There are times that Mother Nature creates a really good photographic environment. The soccer photo below was shot during a humid spring evening after a torrential rain storm at a high school soccer game under the lights.
I know it's tough to be out in the cold, or rain, or mud, capturing sports photos. But inclement weather conditions allows you to capture some pretty dramatic shots. So suck it up. The kids are out there playing. Get off your duff. Come out of the minivan. And take some pictures of your kids in bad weather.
I've posted about how I use the Gerbing heated gloves during my cold weather photography. The following note from the Chief Operating Officer of Gerbing was sent to me a few weeks ago which I posted as a comment on a previous post. Here's that note from the Gerbing COO....
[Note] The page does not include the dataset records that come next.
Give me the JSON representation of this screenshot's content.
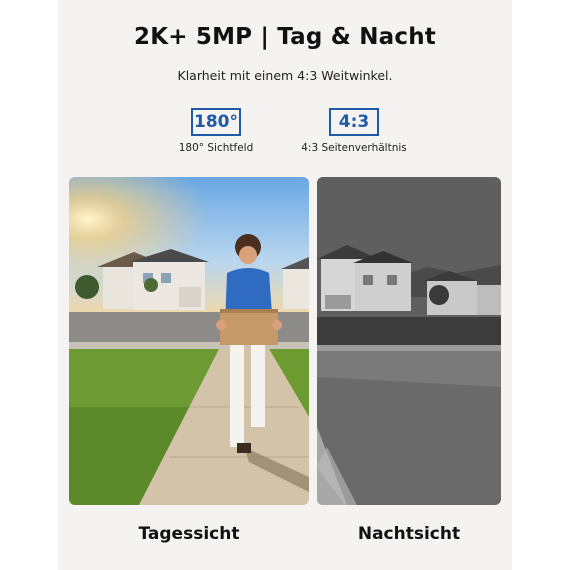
{
  "header": {
    "title": "2K+ 5MP | Tag & Nacht",
    "subtitle": "Klarheit mit einem 4:3 Weitwinkel."
  },
  "features": [
    {
      "badge": "180°",
      "label": "180° Sichtfeld"
    },
    {
      "badge": "4:3",
      "label": "4:3 Seitenverhältnis"
    }
  ],
  "photos": {
    "day_caption": "Tagessicht",
    "night_caption": "Nachtsicht"
  },
  "colors": {
    "accent": "#1f5aa6",
    "background": "#f4f3f1"
  }
}
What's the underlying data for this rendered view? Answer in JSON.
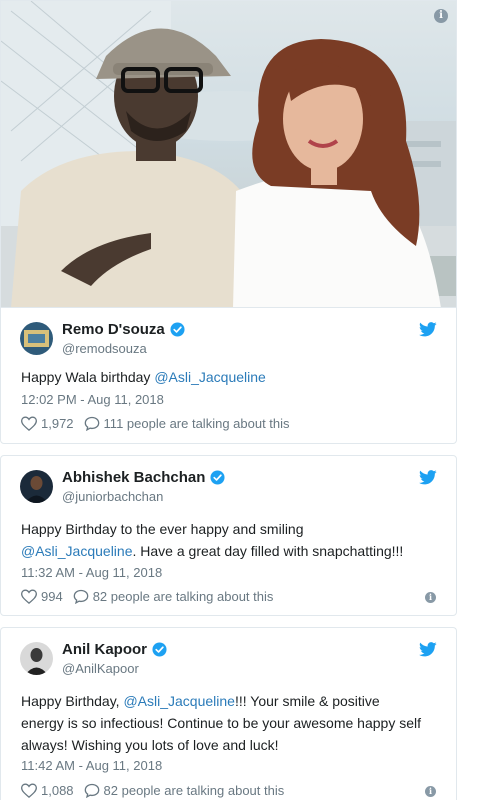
{
  "colors": {
    "link": "#2b7bb9",
    "twitter_blue": "#1da1f2",
    "muted": "#697882",
    "border": "#e1e8ed"
  },
  "photo": {
    "info_icon": "i"
  },
  "tweets": [
    {
      "name": "Remo D'souza",
      "handle": "@remodsouza",
      "text_parts": [
        "Happy Wala birthday ",
        "@Asli_Jacqueline"
      ],
      "time": "12:02 PM - Aug 11, 2018",
      "likes": "1,972",
      "talking": "111 people are talking about this",
      "icons": [
        "verified-icon",
        "twitter-bird-icon",
        "heart-icon",
        "speech-bubble-icon"
      ]
    },
    {
      "name": "Abhishek Bachchan",
      "handle": "@juniorbachchan",
      "text_line1": "Happy Birthday to the ever happy and smiling",
      "text_mention": "@Asli_Jacqueline",
      "text_rest": ". Have a great day filled with snapchatting!!!",
      "time": "11:32 AM - Aug 11, 2018",
      "likes": "994",
      "talking": "82 people are talking about this",
      "icons": [
        "verified-icon",
        "twitter-bird-icon",
        "heart-icon",
        "speech-bubble-icon",
        "info-icon"
      ]
    },
    {
      "name": "Anil Kapoor",
      "handle": "@AnilKapoor",
      "text_prefix": "Happy Birthday, ",
      "text_mention": "@Asli_Jacqueline",
      "text_rest1": "!!! Your smile & positive",
      "text_line2": "energy is so infectious! Continue to be your awesome happy self",
      "text_line3": "always! Wishing you lots of love and luck!",
      "time": "11:42 AM - Aug 11, 2018",
      "likes": "1,088",
      "talking": "82 people are talking about this",
      "icons": [
        "verified-icon",
        "twitter-bird-icon",
        "heart-icon",
        "speech-bubble-icon",
        "info-icon"
      ]
    }
  ]
}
A reply from Chris Haffly, COO
Gerbing's Heated Clothing:
Thanks for writing, it is always great to hear from customers. I am also
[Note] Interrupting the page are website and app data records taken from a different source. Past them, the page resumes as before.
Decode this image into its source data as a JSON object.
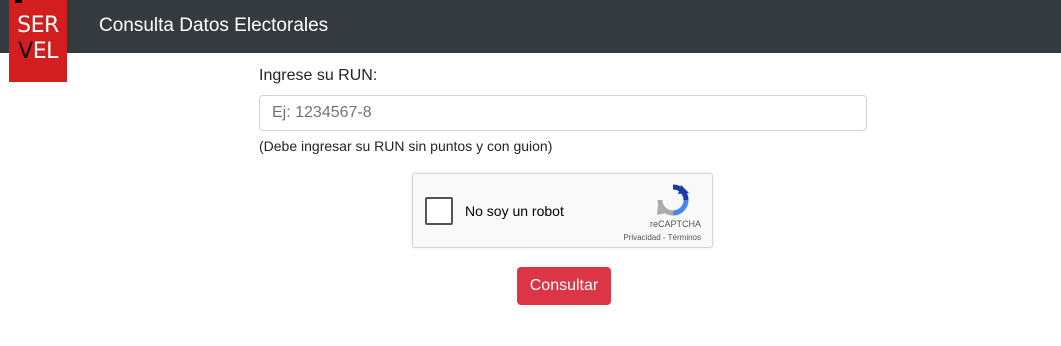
{
  "brand": {
    "logo_text": [
      "SER",
      "VEL"
    ],
    "title": "Consulta Datos Electorales"
  },
  "form": {
    "run_label": "Ingrese su RUN:",
    "run_placeholder": "Ej: 1234567-8",
    "run_value": "",
    "run_help": "(Debe ingresar su RUN sin puntos y con guion)",
    "submit_label": "Consultar"
  },
  "captcha": {
    "checkbox_label": "No soy un robot",
    "brand": "reCAPTCHA",
    "privacy": "Privacidad",
    "separator": " - ",
    "terms": "Términos"
  },
  "colors": {
    "navbar": "#343a40",
    "logo": "#d21e1e",
    "primary_button": "#dc3545"
  }
}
glad to hear the gloves are working for your outdoor photography and able to
help you keep your hands warm when out in the cold.
I just wanted to let you know that we are implementing a change to our Core
Heat gloves next winter where we will be concentrating the heating
technology more on the palmar side of the fingers. We have been working with
doctors at Boston University who have been testing our gloves with patients
who suffer from cold hands. As a result, we have designed to make this
change which we feel will make the gloves even better for those who suffer
from Raynaud's and other conditions which cause your fingers to go numb.
The gloves I use to keep my hands and fingers warm while taking photos on cold days are from a company called Gerbing. Gerbing makes a whole host of heated clothing. Since I suffer from a condition called Raynaud's Disease (my fingers get extremely numb when exposed to cold for even short periods of time), the Gerbing heated gloves are a perfect solution for cold fingers during cold weather photography. Not only do these gloves keep my hands and fingers warm, but they also give me enough dexterity to fully operate my digital camera equipment without any sacrifice in speedy camera and lens operation.
These Gerbing heated gloves are powered by lithium ion batteries (one for each glove). Each battery has 4 heat output settings (100%, 75%, 50% and 25%). On the 100% setting the battery charge will last for about 2 hours. The charger will charge both batteries at the same time which is a very convenient time saver. Admittedly, these gloves are expensive ($180.00 for my camouflage version pictured above). But when you've got to get the pictures during cold weather, there is no better choice. Check out the video description of Gerbing's battery powered heated gloves below.